REQUIRED WORK
Give a verbatim copy of the data, leaving the pictures out.

SUPPLIED MATERIAL
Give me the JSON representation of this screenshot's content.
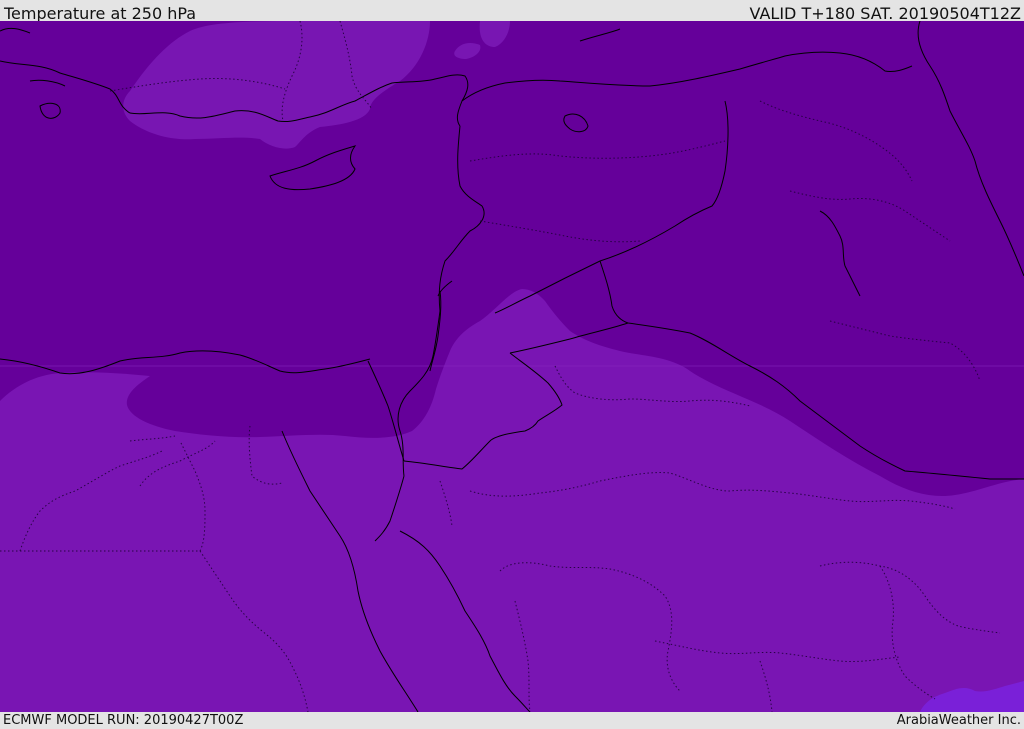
{
  "header": {
    "title": "Temperature at 250 hPa",
    "valid": "VALID T+180 SAT. 20190504T12Z"
  },
  "footer": {
    "model_run": "ECMWF MODEL RUN: 20190427T00Z",
    "credit": "ArabiaWeather Inc."
  },
  "map": {
    "field": "temperature-250hPa",
    "colors": {
      "cold_band": "#65009a",
      "mid_band": "#7a14b4",
      "light_band": "#7816b2",
      "warm_patch": "#7a20d8",
      "coastline": "#000000",
      "frame_bg": "#e4e4e4"
    }
  }
}
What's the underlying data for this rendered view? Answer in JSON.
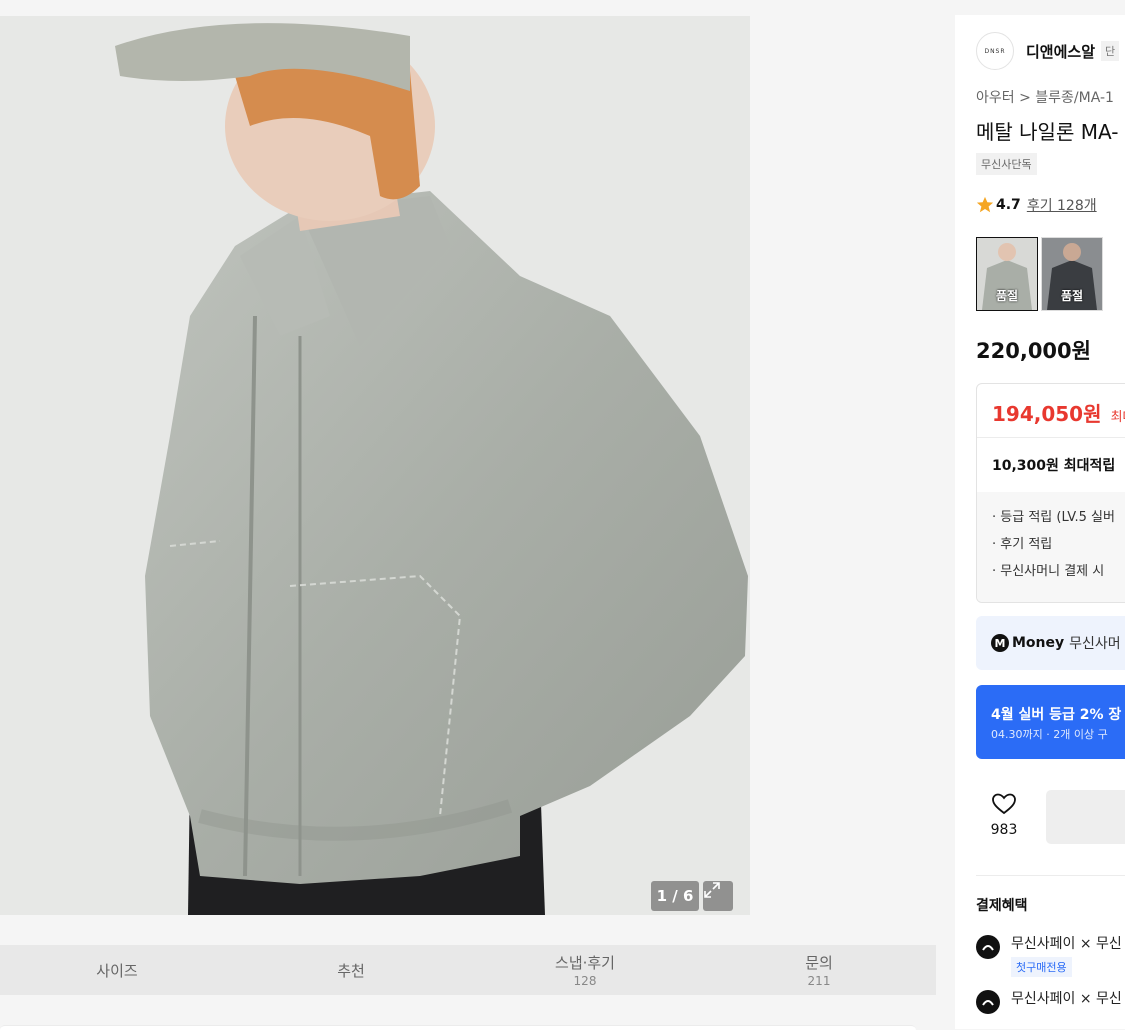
{
  "gallery": {
    "counter": "1 / 6"
  },
  "tabs": [
    {
      "label": "사이즈",
      "count": ""
    },
    {
      "label": "추천",
      "count": ""
    },
    {
      "label": "스냅·후기",
      "count": "128"
    },
    {
      "label": "문의",
      "count": "211"
    }
  ],
  "brand": {
    "logo_text": "DNSR",
    "name": "디앤에스알",
    "tag": "단"
  },
  "breadcrumb": "아우터 > 블루종/MA-1",
  "product": {
    "title": "메탈 나일론 MA-",
    "exclusive_badge": "무신사단독",
    "rating": "4.7",
    "review_link": "후기 128개",
    "thumb_soldout_1": "품절",
    "thumb_soldout_2": "품절",
    "price": "220,000원"
  },
  "benefits": {
    "sale_price": "194,050원",
    "sale_label": "최대",
    "points": "10,300원 최대적립",
    "items": [
      "· 등급 적립 (LV.5 실버",
      "· 후기 적립",
      "· 무신사머니 결제 시"
    ]
  },
  "money": {
    "logo": "M",
    "label": "Money",
    "desc": "무신사머"
  },
  "promo": {
    "title": "4월 실버 등급 2% 장",
    "sub": "04.30까지 · 2개 이상 구"
  },
  "like": {
    "count": "983"
  },
  "payment": {
    "title": "결제혜택",
    "rows": [
      {
        "text": "무신사페이 × 무신",
        "tag": "첫구매전용"
      },
      {
        "text": "무신사페이 × 무신",
        "tag": ""
      }
    ]
  },
  "colors": {
    "accent_red": "#e8382f",
    "accent_blue": "#2b6cf6",
    "star": "#f5a623"
  }
}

REPLY TO THE EXERCISE
Give me the JSON representation of this screenshot's content.
{
  "header": {
    "title": "Temperature at 250 hPa",
    "valid": "VALID T+180 SAT. 20190504T12Z"
  },
  "footer": {
    "model_run": "ECMWF MODEL RUN: 20190427T00Z",
    "credit": "ArabiaWeather Inc."
  },
  "map": {
    "field": "temperature-250hPa",
    "colors": {
      "cold_band": "#65009a",
      "mid_band": "#7a14b4",
      "light_band": "#7816b2",
      "warm_patch": "#7a20d8",
      "coastline": "#000000",
      "frame_bg": "#e4e4e4"
    }
  }
}
What's the underlying data for this rendered view? Answer in JSON.
{
  "gallery": {
    "counter": "1 / 6"
  },
  "tabs": [
    {
      "label": "사이즈",
      "count": ""
    },
    {
      "label": "추천",
      "count": ""
    },
    {
      "label": "스냅·후기",
      "count": "128"
    },
    {
      "label": "문의",
      "count": "211"
    }
  ],
  "brand": {
    "logo_text": "DNSR",
    "name": "디앤에스알",
    "tag": "단"
  },
  "breadcrumb": "아우터 > 블루종/MA-1",
  "product": {
    "title": "메탈 나일론 MA-",
    "exclusive_badge": "무신사단독",
    "rating": "4.7",
    "review_link": "후기 128개",
    "thumb_soldout_1": "품절",
    "thumb_soldout_2": "품절",
    "price": "220,000원"
  },
  "benefits": {
    "sale_price": "194,050원",
    "sale_label": "최대",
    "points": "10,300원 최대적립",
    "items": [
      "· 등급 적립 (LV.5 실버",
      "· 후기 적립",
      "· 무신사머니 결제 시"
    ]
  },
  "money": {
    "logo": "M",
    "label": "Money",
    "desc": "무신사머"
  },
  "promo": {
    "title": "4월 실버 등급 2% 장",
    "sub": "04.30까지 · 2개 이상 구"
  },
  "like": {
    "count": "983"
  },
  "payment": {
    "title": "결제혜택",
    "rows": [
      {
        "text": "무신사페이 × 무신",
        "tag": "첫구매전용"
      },
      {
        "text": "무신사페이 × 무신",
        "tag": ""
      }
    ]
  },
  "colors": {
    "accent_red": "#e8382f",
    "accent_blue": "#2b6cf6",
    "star": "#f5a623"
  }
}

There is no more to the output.